> EXERCISE GOAL: Pull every line that holds the word "title" from the entries.

Dataset rows describing interfaces:
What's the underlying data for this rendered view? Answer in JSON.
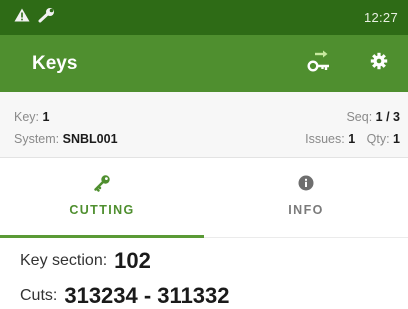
{
  "status_bar": {
    "time": "12:27",
    "icons": [
      "warning-icon",
      "wrench-icon"
    ]
  },
  "app_bar": {
    "title": "Keys",
    "actions": [
      "key-transfer-icon",
      "settings-gear-icon"
    ]
  },
  "info": {
    "key_label": "Key:",
    "key_value": "1",
    "system_label": "System:",
    "system_value": "SNBL001",
    "seq_label": "Seq:",
    "seq_value": "1 / 3",
    "issues_label": "Issues:",
    "issues_value": "1",
    "qty_label": "Qty:",
    "qty_value": "1"
  },
  "tabs": [
    {
      "label": "CUTTING",
      "icon": "key-icon",
      "selected": true
    },
    {
      "label": "INFO",
      "icon": "info-icon",
      "selected": false
    }
  ],
  "details": {
    "key_section_label": "Key section:",
    "key_section_value": "102",
    "cuts_label": "Cuts:",
    "cuts_value": "313234 - 311332"
  },
  "colors": {
    "status_bar": "#2e6b16",
    "app_bar": "#4f8f2f",
    "accent": "#5a9a35"
  }
}
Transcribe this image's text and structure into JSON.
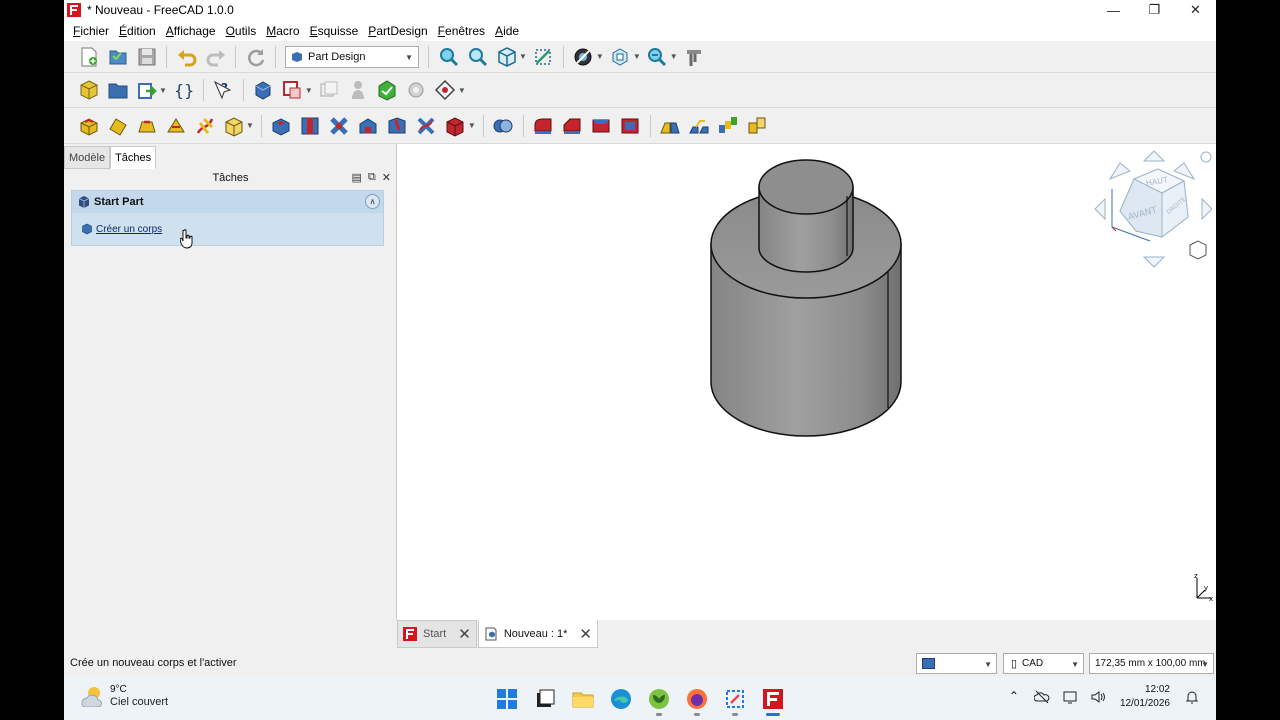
{
  "window": {
    "title": "* Nouveau - FreeCAD 1.0.0",
    "controls": [
      "minimize",
      "maximize",
      "close"
    ]
  },
  "menubar": {
    "items": [
      "Fichier",
      "Édition",
      "Affichage",
      "Outils",
      "Macro",
      "Esquisse",
      "PartDesign",
      "Fenêtres",
      "Aide"
    ]
  },
  "toolbar": {
    "workbench": "Part Design"
  },
  "panel": {
    "tabs": [
      "Modèle",
      "Tâches"
    ],
    "active_tab": "Tâches",
    "header": "Tâches",
    "taskbox": {
      "title": "Start Part",
      "action": "Créer un corps"
    }
  },
  "view3d": {
    "navcube": {
      "top_label": "HAUT",
      "front_label": "AVANT",
      "right_label": "DROITE"
    },
    "axes": {
      "x": "x",
      "y": "y",
      "z": "z"
    }
  },
  "doc_tabs": [
    {
      "label": "Start",
      "active": false
    },
    {
      "label": "Nouveau : 1*",
      "active": true
    }
  ],
  "statusbar": {
    "message": "Crée un nouveau corps et l'activer",
    "nav_style": "CAD",
    "dimensions": "172,35 mm x 100,00 mm"
  },
  "taskbar": {
    "weather": {
      "temp": "9°C",
      "desc": "Ciel couvert"
    },
    "clock": {
      "time": "12:02",
      "date": "12/01/2026"
    },
    "apps": [
      "windows-start",
      "file-explorer-dark",
      "file-explorer",
      "edge",
      "app-green",
      "firefox",
      "snipping-tool",
      "freecad"
    ]
  },
  "colors": {
    "taskbox_bg": "#cfe0ee",
    "part_gray": "#8f8f8f",
    "accent_blue": "#2b6fd1"
  }
}
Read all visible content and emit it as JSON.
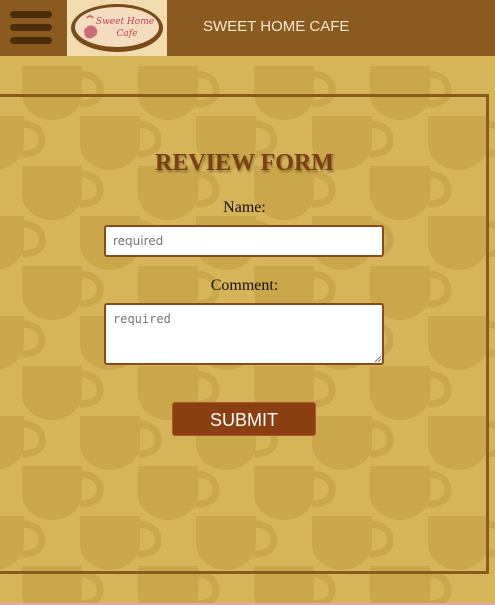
{
  "header": {
    "title": "SWEET HOME CAFE",
    "menu_icon": "hamburger-menu-icon",
    "logo_text_line1": "Sweet Home",
    "logo_text_line2": "Cafe",
    "background_color": "#8b5a1e"
  },
  "form": {
    "title": "REVIEW FORM",
    "name_label": "Name:",
    "name_placeholder": "required",
    "comment_label": "Comment:",
    "comment_placeholder": "required",
    "submit_label": "SUBMIT"
  },
  "colors": {
    "page_background": "#d6b45a",
    "pattern_cup": "#c9a44b",
    "accent": "#8b3f10"
  }
}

> SOLUTION TO THIS TASK:
    "title": "Keys",
    "title": "* Nouveau - FreeCAD 1.0.0",
      "title": "Start Part",
    "title": "SWEET HOME CAFE",
    "title": "REVIEW FORM",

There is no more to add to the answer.